[Opening Dataset section]

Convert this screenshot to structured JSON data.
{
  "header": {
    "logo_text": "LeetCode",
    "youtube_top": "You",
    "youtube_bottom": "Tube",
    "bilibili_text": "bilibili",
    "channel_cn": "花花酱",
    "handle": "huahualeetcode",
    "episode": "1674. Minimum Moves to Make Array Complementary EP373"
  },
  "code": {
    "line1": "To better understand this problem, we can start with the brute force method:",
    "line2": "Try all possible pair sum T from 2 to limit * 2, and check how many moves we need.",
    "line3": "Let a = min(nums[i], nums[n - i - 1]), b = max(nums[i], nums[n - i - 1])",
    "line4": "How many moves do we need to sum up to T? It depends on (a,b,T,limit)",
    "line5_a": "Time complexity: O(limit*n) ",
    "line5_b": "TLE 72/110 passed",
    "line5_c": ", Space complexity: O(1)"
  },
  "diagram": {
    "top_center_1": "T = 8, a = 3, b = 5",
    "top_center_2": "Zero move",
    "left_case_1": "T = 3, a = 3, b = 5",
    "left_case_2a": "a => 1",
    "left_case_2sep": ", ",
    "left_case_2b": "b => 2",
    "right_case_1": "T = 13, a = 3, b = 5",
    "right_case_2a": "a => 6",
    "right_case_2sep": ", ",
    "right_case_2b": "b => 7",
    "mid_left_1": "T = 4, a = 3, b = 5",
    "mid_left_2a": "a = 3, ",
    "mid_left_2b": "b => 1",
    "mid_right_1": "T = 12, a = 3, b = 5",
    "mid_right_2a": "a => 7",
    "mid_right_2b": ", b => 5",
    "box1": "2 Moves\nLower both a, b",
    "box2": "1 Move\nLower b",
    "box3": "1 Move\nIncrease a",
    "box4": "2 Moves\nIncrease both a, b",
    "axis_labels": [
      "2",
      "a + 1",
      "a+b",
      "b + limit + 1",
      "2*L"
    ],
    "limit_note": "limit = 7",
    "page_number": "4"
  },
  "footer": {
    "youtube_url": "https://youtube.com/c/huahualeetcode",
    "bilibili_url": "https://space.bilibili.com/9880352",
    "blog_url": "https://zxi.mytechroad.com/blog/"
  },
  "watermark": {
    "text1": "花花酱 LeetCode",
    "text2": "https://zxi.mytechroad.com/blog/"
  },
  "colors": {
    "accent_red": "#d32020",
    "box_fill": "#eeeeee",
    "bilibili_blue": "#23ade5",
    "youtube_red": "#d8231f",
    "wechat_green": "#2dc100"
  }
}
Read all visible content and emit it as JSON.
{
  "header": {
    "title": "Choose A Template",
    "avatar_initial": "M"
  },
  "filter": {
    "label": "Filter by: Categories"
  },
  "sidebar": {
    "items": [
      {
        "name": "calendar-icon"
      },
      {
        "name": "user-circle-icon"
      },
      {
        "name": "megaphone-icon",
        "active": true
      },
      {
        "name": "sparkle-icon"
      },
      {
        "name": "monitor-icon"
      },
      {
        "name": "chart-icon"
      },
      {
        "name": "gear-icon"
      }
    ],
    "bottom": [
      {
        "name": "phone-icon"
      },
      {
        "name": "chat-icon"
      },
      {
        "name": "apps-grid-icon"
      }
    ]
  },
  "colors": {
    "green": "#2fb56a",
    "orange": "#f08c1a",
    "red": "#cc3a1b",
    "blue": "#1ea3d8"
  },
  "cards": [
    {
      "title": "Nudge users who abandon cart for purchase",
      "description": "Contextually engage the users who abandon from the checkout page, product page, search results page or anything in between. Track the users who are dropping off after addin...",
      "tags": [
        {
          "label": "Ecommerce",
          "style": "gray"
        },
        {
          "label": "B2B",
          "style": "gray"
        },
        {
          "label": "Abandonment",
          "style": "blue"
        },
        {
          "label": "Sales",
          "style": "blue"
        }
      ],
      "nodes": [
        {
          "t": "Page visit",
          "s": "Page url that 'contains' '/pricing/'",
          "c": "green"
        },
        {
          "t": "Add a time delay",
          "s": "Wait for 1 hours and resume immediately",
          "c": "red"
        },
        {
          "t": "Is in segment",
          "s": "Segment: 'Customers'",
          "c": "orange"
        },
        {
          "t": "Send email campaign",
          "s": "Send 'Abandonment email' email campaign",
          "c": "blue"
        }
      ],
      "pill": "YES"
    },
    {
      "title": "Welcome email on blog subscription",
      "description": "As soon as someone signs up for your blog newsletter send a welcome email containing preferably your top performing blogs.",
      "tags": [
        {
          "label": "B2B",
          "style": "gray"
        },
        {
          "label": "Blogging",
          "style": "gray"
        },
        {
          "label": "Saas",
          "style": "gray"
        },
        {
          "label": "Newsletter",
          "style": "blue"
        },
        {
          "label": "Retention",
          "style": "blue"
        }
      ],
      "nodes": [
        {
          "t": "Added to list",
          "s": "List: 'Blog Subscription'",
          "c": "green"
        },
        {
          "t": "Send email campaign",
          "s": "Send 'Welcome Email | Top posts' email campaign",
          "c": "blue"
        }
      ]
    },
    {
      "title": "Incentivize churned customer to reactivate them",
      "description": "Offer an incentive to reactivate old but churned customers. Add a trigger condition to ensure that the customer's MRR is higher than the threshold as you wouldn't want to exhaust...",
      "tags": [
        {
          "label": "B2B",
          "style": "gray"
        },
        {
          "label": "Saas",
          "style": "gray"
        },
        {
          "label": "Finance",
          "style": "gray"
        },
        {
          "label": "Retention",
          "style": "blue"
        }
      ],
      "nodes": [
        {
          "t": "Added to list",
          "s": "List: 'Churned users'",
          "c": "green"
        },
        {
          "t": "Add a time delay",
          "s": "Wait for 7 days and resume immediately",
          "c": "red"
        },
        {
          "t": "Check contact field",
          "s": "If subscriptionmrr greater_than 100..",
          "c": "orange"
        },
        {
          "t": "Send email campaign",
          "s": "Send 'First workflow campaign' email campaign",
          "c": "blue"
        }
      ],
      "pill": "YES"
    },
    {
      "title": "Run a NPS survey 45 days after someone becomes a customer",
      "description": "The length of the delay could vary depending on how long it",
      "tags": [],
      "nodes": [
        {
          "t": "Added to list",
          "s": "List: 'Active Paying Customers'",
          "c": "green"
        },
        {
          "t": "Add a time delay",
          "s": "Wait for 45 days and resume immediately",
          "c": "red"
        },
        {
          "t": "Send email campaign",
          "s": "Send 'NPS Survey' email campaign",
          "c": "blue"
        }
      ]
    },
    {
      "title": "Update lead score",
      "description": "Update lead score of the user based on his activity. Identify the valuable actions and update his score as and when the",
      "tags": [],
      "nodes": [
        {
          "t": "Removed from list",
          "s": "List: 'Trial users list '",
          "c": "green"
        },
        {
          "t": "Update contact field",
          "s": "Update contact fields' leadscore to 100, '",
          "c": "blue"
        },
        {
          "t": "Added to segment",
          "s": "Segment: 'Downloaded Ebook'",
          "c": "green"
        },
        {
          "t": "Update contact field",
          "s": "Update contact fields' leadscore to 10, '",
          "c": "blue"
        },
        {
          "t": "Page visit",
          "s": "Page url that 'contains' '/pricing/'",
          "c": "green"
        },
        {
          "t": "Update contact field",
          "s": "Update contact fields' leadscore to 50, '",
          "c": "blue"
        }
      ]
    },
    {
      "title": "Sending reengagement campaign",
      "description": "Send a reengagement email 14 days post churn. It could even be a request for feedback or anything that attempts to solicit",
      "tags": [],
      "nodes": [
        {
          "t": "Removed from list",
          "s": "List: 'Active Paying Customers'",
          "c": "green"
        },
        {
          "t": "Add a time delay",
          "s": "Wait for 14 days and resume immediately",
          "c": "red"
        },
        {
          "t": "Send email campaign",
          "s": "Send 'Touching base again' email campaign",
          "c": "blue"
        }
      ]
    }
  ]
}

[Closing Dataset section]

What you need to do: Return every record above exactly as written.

Result of this task:
Convert this screenshot to structured JSON data.
{
  "header": {
    "logo_text": "LeetCode",
    "youtube_top": "You",
    "youtube_bottom": "Tube",
    "bilibili_text": "bilibili",
    "channel_cn": "花花酱",
    "handle": "huahualeetcode",
    "episode": "1674. Minimum Moves to Make Array Complementary EP373"
  },
  "code": {
    "line1": "To better understand this problem, we can start with the brute force method:",
    "line2": "Try all possible pair sum T from 2 to limit * 2, and check how many moves we need.",
    "line3": "Let a = min(nums[i], nums[n - i - 1]), b = max(nums[i], nums[n - i - 1])",
    "line4": "How many moves do we need to sum up to T? It depends on (a,b,T,limit)",
    "line5_a": "Time complexity: O(limit*n) ",
    "line5_b": "TLE 72/110 passed",
    "line5_c": ", Space complexity: O(1)"
  },
  "diagram": {
    "top_center_1": "T = 8, a = 3, b = 5",
    "top_center_2": "Zero move",
    "left_case_1": "T = 3, a = 3, b = 5",
    "left_case_2a": "a => 1",
    "left_case_2sep": ", ",
    "left_case_2b": "b => 2",
    "right_case_1": "T = 13, a = 3, b = 5",
    "right_case_2a": "a => 6",
    "right_case_2sep": ", ",
    "right_case_2b": "b => 7",
    "mid_left_1": "T = 4, a = 3, b = 5",
    "mid_left_2a": "a = 3, ",
    "mid_left_2b": "b => 1",
    "mid_right_1": "T = 12, a = 3, b = 5",
    "mid_right_2a": "a => 7",
    "mid_right_2b": ", b => 5",
    "box1": "2 Moves\nLower both a, b",
    "box2": "1 Move\nLower b",
    "box3": "1 Move\nIncrease a",
    "box4": "2 Moves\nIncrease both a, b",
    "axis_labels": [
      "2",
      "a + 1",
      "a+b",
      "b + limit + 1",
      "2*L"
    ],
    "limit_note": "limit = 7",
    "page_number": "4"
  },
  "footer": {
    "youtube_url": "https://youtube.com/c/huahualeetcode",
    "bilibili_url": "https://space.bilibili.com/9880352",
    "blog_url": "https://zxi.mytechroad.com/blog/"
  },
  "watermark": {
    "text1": "花花酱 LeetCode",
    "text2": "https://zxi.mytechroad.com/blog/"
  },
  "colors": {
    "accent_red": "#d32020",
    "box_fill": "#eeeeee",
    "bilibili_blue": "#23ade5",
    "youtube_red": "#d8231f",
    "wechat_green": "#2dc100"
  }
}
Read all visible content and emit it as JSON.
{
  "header": {
    "title": "Choose A Template",
    "avatar_initial": "M"
  },
  "filter": {
    "label": "Filter by: Categories"
  },
  "sidebar": {
    "items": [
      {
        "name": "calendar-icon"
      },
      {
        "name": "user-circle-icon"
      },
      {
        "name": "megaphone-icon",
        "active": true
      },
      {
        "name": "sparkle-icon"
      },
      {
        "name": "monitor-icon"
      },
      {
        "name": "chart-icon"
      },
      {
        "name": "gear-icon"
      }
    ],
    "bottom": [
      {
        "name": "phone-icon"
      },
      {
        "name": "chat-icon"
      },
      {
        "name": "apps-grid-icon"
      }
    ]
  },
  "colors": {
    "green": "#2fb56a",
    "orange": "#f08c1a",
    "red": "#cc3a1b",
    "blue": "#1ea3d8"
  },
  "cards": [
    {
      "title": "Nudge users who abandon cart for purchase",
      "description": "Contextually engage the users who abandon from the checkout page, product page, search results page or anything in between. Track the users who are dropping off after addin...",
      "tags": [
        {
          "label": "Ecommerce",
          "style": "gray"
        },
        {
          "label": "B2B",
          "style": "gray"
        },
        {
          "label": "Abandonment",
          "style": "blue"
        },
        {
          "label": "Sales",
          "style": "blue"
        }
      ],
      "nodes": [
        {
          "t": "Page visit",
          "s": "Page url that 'contains' '/pricing/'",
          "c": "green"
        },
        {
          "t": "Add a time delay",
          "s": "Wait for 1 hours and resume immediately",
          "c": "red"
        },
        {
          "t": "Is in segment",
          "s": "Segment: 'Customers'",
          "c": "orange"
        },
        {
          "t": "Send email campaign",
          "s": "Send 'Abandonment email' email campaign",
          "c": "blue"
        }
      ],
      "pill": "YES"
    },
    {
      "title": "Welcome email on blog subscription",
      "description": "As soon as someone signs up for your blog newsletter send a welcome email containing preferably your top performing blogs.",
      "tags": [
        {
          "label": "B2B",
          "style": "gray"
        },
        {
          "label": "Blogging",
          "style": "gray"
        },
        {
          "label": "Saas",
          "style": "gray"
        },
        {
          "label": "Newsletter",
          "style": "blue"
        },
        {
          "label": "Retention",
          "style": "blue"
        }
      ],
      "nodes": [
        {
          "t": "Added to list",
          "s": "List: 'Blog Subscription'",
          "c": "green"
        },
        {
          "t": "Send email campaign",
          "s": "Send 'Welcome Email | Top posts' email campaign",
          "c": "blue"
        }
      ]
    },
    {
      "title": "Incentivize churned customer to reactivate them",
      "description": "Offer an incentive to reactivate old but churned customers. Add a trigger condition to ensure that the customer's MRR is higher than the threshold as you wouldn't want to exhaust...",
      "tags": [
        {
          "label": "B2B",
          "style": "gray"
        },
        {
          "label": "Saas",
          "style": "gray"
        },
        {
          "label": "Finance",
          "style": "gray"
        },
        {
          "label": "Retention",
          "style": "blue"
        }
      ],
      "nodes": [
        {
          "t": "Added to list",
          "s": "List: 'Churned users'",
          "c": "green"
        },
        {
          "t": "Add a time delay",
          "s": "Wait for 7 days and resume immediately",
          "c": "red"
        },
        {
          "t": "Check contact field",
          "s": "If subscriptionmrr greater_than 100..",
          "c": "orange"
        },
        {
          "t": "Send email campaign",
          "s": "Send 'First workflow campaign' email campaign",
          "c": "blue"
        }
      ],
      "pill": "YES"
    },
    {
      "title": "Run a NPS survey 45 days after someone becomes a customer",
      "description": "The length of the delay could vary depending on how long it",
      "tags": [],
      "nodes": [
        {
          "t": "Added to list",
          "s": "List: 'Active Paying Customers'",
          "c": "green"
        },
        {
          "t": "Add a time delay",
          "s": "Wait for 45 days and resume immediately",
          "c": "red"
        },
        {
          "t": "Send email campaign",
          "s": "Send 'NPS Survey' email campaign",
          "c": "blue"
        }
      ]
    },
    {
      "title": "Update lead score",
      "description": "Update lead score of the user based on his activity. Identify the valuable actions and update his score as and when the",
      "tags": [],
      "nodes": [
        {
          "t": "Removed from list",
          "s": "List: 'Trial users list '",
          "c": "green"
        },
        {
          "t": "Update contact field",
          "s": "Update contact fields' leadscore to 100, '",
          "c": "blue"
        },
        {
          "t": "Added to segment",
          "s": "Segment: 'Downloaded Ebook'",
          "c": "green"
        },
        {
          "t": "Update contact field",
          "s": "Update contact fields' leadscore to 10, '",
          "c": "blue"
        },
        {
          "t": "Page visit",
          "s": "Page url that 'contains' '/pricing/'",
          "c": "green"
        },
        {
          "t": "Update contact field",
          "s": "Update contact fields' leadscore to 50, '",
          "c": "blue"
        }
      ]
    },
    {
      "title": "Sending reengagement campaign",
      "description": "Send a reengagement email 14 days post churn. It could even be a request for feedback or anything that attempts to solicit",
      "tags": [],
      "nodes": [
        {
          "t": "Removed from list",
          "s": "List: 'Active Paying Customers'",
          "c": "green"
        },
        {
          "t": "Add a time delay",
          "s": "Wait for 14 days and resume immediately",
          "c": "red"
        },
        {
          "t": "Send email campaign",
          "s": "Send 'Touching base again' email campaign",
          "c": "blue"
        }
      ]
    }
  ]
}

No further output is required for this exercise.